It takes six members of staff to reposition them onto their stomach, holding tubes so they don’t get dislodged.
They are now on their stomach, oxygen levels will be assessed hourly for signs of improvement. They give me a list of jobs to do and carry on seeing the other patients.
It’s 10am, medications, nasogastric care and observations time. I make up new bags on inotropes, as they are needing more, their blood pressure has been dropping.
11am, I help turn another patient, check drugs out for another, order some medication that we’ve run out of. I need a drink, my mask is hurting my face and I can feel my face stinging from where it’s dug in.
11am to 1pm, I crack on with medication, observations, the jobs outlined by the doctors and help/support my colleagues. I observe my work buddy’s patient while they are on break.
At 13.30, I have my break, I hand over my patient to my buddy and feel the relief of my mask being off as I doff, I see bloods that need taking to the lab so I take them for my break.

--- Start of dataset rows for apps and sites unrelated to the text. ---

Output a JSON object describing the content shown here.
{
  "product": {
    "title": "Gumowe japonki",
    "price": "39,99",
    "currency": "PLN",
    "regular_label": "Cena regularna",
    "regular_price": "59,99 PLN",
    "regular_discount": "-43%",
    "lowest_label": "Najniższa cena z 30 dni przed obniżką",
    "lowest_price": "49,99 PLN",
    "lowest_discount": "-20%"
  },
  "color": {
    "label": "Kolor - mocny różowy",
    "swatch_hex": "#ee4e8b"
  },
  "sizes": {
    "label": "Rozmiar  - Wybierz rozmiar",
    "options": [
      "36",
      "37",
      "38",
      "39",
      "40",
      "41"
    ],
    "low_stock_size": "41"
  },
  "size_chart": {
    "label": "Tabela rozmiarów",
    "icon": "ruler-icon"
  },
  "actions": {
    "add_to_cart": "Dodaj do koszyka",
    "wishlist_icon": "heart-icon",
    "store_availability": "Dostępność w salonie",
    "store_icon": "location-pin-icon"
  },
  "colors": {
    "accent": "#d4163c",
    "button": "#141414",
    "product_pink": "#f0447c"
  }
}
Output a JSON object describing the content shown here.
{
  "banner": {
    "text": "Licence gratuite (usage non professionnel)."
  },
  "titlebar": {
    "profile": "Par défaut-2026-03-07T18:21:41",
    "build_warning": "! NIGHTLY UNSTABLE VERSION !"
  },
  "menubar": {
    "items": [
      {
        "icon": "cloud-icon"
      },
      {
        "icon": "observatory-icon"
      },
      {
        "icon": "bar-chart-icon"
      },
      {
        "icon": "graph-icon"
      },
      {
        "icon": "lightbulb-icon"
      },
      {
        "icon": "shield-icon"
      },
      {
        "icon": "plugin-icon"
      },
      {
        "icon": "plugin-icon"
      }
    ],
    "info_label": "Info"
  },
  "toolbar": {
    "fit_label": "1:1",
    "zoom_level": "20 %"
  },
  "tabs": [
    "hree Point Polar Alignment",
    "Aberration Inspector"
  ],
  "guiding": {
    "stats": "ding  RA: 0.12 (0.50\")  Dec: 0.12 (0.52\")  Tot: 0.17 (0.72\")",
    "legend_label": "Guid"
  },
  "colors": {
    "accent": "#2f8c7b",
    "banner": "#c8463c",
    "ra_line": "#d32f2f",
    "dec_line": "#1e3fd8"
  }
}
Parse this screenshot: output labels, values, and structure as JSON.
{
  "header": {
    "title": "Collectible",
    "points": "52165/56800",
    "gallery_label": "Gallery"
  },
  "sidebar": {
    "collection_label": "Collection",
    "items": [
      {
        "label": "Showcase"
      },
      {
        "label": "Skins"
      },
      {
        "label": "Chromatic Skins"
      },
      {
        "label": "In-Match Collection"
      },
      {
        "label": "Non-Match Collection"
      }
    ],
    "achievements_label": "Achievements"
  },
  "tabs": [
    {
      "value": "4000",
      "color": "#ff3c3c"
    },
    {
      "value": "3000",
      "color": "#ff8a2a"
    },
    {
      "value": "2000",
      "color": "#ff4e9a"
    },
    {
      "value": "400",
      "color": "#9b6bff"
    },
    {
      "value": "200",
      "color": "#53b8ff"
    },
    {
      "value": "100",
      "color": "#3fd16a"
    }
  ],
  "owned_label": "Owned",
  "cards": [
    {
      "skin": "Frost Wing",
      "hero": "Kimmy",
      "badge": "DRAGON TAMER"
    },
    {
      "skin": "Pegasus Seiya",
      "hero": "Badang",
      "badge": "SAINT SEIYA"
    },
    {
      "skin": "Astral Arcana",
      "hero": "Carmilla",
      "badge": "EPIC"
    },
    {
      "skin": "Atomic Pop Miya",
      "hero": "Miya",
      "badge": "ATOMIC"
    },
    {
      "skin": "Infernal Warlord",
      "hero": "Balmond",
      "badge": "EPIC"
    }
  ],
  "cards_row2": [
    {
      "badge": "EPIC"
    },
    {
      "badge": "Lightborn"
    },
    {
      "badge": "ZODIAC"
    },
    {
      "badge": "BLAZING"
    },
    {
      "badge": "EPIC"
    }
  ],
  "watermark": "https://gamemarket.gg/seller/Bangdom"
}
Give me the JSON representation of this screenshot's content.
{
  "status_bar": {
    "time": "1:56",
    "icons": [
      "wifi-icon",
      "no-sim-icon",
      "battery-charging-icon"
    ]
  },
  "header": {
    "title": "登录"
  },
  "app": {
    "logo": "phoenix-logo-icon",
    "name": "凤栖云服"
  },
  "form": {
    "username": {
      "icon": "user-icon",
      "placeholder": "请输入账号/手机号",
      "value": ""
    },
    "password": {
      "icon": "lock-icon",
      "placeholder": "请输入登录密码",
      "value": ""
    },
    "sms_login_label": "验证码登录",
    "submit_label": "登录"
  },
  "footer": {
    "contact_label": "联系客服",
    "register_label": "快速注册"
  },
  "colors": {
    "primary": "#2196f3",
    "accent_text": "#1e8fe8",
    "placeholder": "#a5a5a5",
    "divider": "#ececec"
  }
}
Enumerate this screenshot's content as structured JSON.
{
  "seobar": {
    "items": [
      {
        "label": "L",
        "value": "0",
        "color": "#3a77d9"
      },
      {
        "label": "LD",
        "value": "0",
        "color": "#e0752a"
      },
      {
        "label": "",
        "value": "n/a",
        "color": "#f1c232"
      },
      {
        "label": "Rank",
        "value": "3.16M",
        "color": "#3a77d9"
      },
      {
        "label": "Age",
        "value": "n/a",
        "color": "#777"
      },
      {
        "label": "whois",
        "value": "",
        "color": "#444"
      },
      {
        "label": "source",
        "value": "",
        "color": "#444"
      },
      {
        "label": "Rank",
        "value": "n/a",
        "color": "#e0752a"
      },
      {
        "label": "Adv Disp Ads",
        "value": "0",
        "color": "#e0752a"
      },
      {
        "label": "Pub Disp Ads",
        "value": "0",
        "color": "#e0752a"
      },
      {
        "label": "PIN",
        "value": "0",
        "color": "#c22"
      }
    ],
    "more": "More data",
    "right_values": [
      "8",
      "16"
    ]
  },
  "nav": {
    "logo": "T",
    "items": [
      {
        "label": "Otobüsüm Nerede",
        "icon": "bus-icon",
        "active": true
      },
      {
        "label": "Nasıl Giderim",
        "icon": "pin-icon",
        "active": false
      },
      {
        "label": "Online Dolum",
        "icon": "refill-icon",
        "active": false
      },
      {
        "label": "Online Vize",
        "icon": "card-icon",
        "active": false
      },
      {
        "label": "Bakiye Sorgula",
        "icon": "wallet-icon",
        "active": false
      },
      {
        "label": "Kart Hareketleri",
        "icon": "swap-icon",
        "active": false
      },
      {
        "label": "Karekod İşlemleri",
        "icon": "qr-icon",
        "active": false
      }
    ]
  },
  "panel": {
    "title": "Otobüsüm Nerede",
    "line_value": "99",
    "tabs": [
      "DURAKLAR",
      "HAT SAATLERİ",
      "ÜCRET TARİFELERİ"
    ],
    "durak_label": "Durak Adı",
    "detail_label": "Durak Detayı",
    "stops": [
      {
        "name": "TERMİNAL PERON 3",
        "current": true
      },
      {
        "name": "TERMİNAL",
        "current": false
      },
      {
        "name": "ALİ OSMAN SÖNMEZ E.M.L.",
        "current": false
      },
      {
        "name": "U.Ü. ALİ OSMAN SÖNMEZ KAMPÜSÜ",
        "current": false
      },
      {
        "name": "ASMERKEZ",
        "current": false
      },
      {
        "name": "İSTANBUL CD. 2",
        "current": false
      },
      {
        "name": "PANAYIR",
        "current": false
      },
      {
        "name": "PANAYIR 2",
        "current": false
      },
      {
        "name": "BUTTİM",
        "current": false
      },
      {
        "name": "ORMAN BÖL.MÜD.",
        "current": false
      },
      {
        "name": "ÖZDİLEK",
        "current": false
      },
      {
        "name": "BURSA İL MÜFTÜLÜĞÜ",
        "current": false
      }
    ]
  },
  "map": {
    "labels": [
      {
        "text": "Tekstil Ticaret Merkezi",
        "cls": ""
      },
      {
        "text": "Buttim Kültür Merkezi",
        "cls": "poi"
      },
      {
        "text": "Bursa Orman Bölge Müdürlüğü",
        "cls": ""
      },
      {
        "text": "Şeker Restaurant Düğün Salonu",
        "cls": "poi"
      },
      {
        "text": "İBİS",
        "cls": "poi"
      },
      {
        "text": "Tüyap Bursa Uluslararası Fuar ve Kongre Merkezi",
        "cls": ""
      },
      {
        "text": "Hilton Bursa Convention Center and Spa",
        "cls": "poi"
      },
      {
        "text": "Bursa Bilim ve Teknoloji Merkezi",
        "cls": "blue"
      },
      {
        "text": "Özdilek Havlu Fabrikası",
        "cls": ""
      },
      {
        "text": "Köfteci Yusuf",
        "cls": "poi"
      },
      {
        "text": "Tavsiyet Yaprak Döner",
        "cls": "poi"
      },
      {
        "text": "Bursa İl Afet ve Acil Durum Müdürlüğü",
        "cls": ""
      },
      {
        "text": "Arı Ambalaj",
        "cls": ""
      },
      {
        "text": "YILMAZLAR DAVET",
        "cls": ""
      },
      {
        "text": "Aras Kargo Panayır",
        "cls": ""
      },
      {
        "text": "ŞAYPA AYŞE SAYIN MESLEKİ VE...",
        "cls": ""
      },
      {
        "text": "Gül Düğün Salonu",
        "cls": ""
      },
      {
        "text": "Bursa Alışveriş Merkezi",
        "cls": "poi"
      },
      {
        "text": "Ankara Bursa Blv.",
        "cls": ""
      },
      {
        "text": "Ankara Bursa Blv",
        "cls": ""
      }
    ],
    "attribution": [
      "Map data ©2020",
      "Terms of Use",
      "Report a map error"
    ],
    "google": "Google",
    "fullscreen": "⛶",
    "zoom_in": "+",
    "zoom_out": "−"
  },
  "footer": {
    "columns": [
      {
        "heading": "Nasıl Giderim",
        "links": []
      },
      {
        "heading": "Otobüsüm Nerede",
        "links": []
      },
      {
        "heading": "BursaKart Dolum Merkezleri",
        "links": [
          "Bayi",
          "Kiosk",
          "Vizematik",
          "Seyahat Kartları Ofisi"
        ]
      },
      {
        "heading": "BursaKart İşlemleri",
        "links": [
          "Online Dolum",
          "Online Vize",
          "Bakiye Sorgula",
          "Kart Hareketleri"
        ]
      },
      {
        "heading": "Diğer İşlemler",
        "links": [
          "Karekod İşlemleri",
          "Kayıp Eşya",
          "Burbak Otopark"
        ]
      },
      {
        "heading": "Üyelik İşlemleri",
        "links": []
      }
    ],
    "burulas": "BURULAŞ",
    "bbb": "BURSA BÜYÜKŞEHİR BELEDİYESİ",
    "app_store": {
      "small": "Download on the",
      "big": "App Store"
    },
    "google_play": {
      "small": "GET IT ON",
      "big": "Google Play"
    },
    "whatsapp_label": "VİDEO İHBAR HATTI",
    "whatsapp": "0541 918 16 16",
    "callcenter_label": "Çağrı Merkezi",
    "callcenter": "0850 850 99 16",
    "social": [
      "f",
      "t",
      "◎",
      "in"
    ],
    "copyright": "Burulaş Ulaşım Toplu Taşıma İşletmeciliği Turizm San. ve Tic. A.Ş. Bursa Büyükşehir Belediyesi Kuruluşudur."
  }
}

13.45 – my break is the quickest part of my shift. I inhale my food and cautiously drink so I don’t run the toilet every five minutes. Not something you can do in full PPE.
14.15 – I’m back on the unit in full PPE, my colleague tells me my patients support is increasing and they have bleeped the doctors; we start more cardiac medication and take another ABG.
Their oxygen levels are really low and I have nowhere to go with the ventilator setting. I have the unwanted task of ringing my patient’s relatives, his wife.
I explain that their husband has deteriorated and the shift leader has said they can come in. They tell me they can’t come in as they are ill with Covid-19 themselves and there is no one else close enough that can come.
I listen to them cry and I hold back the tears, I tell them I’m with their husband and I won’t leave him. I don’t leave him, I stay by his side for three hours, he arrested.
CPR for 15 minutes, we got him back; he arrested again, no CPR this time, we got him back but the third time it was too much for his body and he died.
I held his hand through double gloves, I placed a knitted heart on his chest, my visor steaming up from tears in my eyes. He was 57, the same age as my mum.
I rang his wife, as the doctors were down in accident and emergency with a referral and another sick patient.
She sobbed, I explained how we did everything and I was so sorry for her loss… quite possibly the worst call I’ve ever made.
She thanked us for trying our best, which broke my heart, as we couldn’t save him and she was alone. I couldn’t hold her hand or comfort her like we could pre-Covid-19.
I go behind the curtain and perform last offices, the final part of care I can give my patient. I tell them the words his wife told me and I hold his hand as I take off his wedding band, I put it in a plastic bag to be given to his wife.
The thoughts of my own partner go through my head and how I need to tell them I love them, and how I want to cuddle my little baby boy so much.
I ring the security team, they come shortly after, my patient goes with them and I feel a wave of sadness.
I can’t sit down and cry; I quickly check on all the staff and patients, my colleague puts their hand on my back and asks am I okay? (No, I’m not ok); I’m fine and I thank them for their support.
It’s now 18.40, evening breaks are in progress and we’ve cleaned the bed space for a new admission, as we will probably get one.
I go for my break and see a blister on my nose from my mask, I put cream on it as it stings like mad.
19.20, I check the CDs with my colleague, all accounted for; I make sure the empty bed space is set up as we are getting a new admission from A&E.
I have a quick walk round to check everyone is okay; they aren’t, various patients are getting worse and the staff are tired but know they are back in again tomorrow. They know they are fighting a battle they can’t always win.
19.45, I hand over to the night staff; I tell them about the new admission from A&E, I tell them jobs from the night before as I’ve been incredibly busy to do them all, leaving me feeling guilty and like a failure.
20.30, I get home, I strip off in my downstairs toilet, I sanitise anything I touch, my clothes go straight in the washing machine, I shower, wash away the tears, sweat and any infection.